--- PROVIDED MATERIAL ---
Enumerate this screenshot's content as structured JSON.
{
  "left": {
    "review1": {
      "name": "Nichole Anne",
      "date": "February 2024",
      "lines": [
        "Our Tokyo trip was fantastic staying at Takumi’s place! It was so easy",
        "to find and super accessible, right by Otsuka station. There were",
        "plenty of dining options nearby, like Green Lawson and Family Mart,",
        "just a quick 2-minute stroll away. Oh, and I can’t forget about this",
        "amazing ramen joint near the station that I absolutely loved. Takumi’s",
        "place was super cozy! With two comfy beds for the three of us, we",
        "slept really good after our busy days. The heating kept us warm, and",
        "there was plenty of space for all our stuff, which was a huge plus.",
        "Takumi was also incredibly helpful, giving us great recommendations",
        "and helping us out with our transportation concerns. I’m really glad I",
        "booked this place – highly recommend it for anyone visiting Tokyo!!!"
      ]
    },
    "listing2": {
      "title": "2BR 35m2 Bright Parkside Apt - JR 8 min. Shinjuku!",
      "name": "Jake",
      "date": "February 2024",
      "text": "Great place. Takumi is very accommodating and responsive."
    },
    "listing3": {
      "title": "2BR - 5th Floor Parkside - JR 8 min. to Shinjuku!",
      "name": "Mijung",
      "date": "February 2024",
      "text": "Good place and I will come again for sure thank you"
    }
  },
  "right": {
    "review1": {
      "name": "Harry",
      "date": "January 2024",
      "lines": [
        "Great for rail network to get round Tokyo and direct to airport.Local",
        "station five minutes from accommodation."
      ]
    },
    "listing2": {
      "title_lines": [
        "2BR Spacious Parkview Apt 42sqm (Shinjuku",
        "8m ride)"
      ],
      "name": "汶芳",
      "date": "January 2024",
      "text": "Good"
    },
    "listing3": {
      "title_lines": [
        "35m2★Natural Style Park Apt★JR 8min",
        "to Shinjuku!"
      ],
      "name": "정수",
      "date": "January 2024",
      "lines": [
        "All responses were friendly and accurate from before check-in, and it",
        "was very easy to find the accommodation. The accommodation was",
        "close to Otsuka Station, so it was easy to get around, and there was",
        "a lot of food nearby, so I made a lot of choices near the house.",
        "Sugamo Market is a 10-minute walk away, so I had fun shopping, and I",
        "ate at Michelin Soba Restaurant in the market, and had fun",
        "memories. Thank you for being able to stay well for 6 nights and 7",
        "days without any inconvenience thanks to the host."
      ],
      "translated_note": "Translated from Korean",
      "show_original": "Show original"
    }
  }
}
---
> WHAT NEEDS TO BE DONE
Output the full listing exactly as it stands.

> ANSWER BOX
Enumerate this screenshot's content as structured JSON.
{
  "left": {
    "review1": {
      "name": "Nichole Anne",
      "date": "February 2024",
      "lines": [
        "Our Tokyo trip was fantastic staying at Takumi’s place! It was so easy",
        "to find and super accessible, right by Otsuka station. There were",
        "plenty of dining options nearby, like Green Lawson and Family Mart,",
        "just a quick 2-minute stroll away. Oh, and I can’t forget about this",
        "amazing ramen joint near the station that I absolutely loved. Takumi’s",
        "place was super cozy! With two comfy beds for the three of us, we",
        "slept really good after our busy days. The heating kept us warm, and",
        "there was plenty of space for all our stuff, which was a huge plus.",
        "Takumi was also incredibly helpful, giving us great recommendations",
        "and helping us out with our transportation concerns. I’m really glad I",
        "booked this place – highly recommend it for anyone visiting Tokyo!!!"
      ]
    },
    "listing2": {
      "title": "2BR 35m2 Bright Parkside Apt - JR 8 min. Shinjuku!",
      "name": "Jake",
      "date": "February 2024",
      "text": "Great place. Takumi is very accommodating and responsive."
    },
    "listing3": {
      "title": "2BR - 5th Floor Parkside - JR 8 min. to Shinjuku!",
      "name": "Mijung",
      "date": "February 2024",
      "text": "Good place and I will come again for sure thank you"
    }
  },
  "right": {
    "review1": {
      "name": "Harry",
      "date": "January 2024",
      "lines": [
        "Great for rail network to get round Tokyo and direct to airport.Local",
        "station five minutes from accommodation."
      ]
    },
    "listing2": {
      "title_lines": [
        "2BR Spacious Parkview Apt 42sqm (Shinjuku",
        "8m ride)"
      ],
      "name": "汶芳",
      "date": "January 2024",
      "text": "Good"
    },
    "listing3": {
      "title_lines": [
        "35m2★Natural Style Park Apt★JR 8min",
        "to Shinjuku!"
      ],
      "name": "정수",
      "date": "January 2024",
      "lines": [
        "All responses were friendly and accurate from before check-in, and it",
        "was very easy to find the accommodation. The accommodation was",
        "close to Otsuka Station, so it was easy to get around, and there was",
        "a lot of food nearby, so I made a lot of choices near the house.",
        "Sugamo Market is a 10-minute walk away, so I had fun shopping, and I",
        "ate at Michelin Soba Restaurant in the market, and had fun",
        "memories. Thank you for being able to stay well for 6 nights and 7",
        "days without any inconvenience thanks to the host."
      ],
      "translated_note": "Translated from Korean",
      "show_original": "Show original"
    }
  }
}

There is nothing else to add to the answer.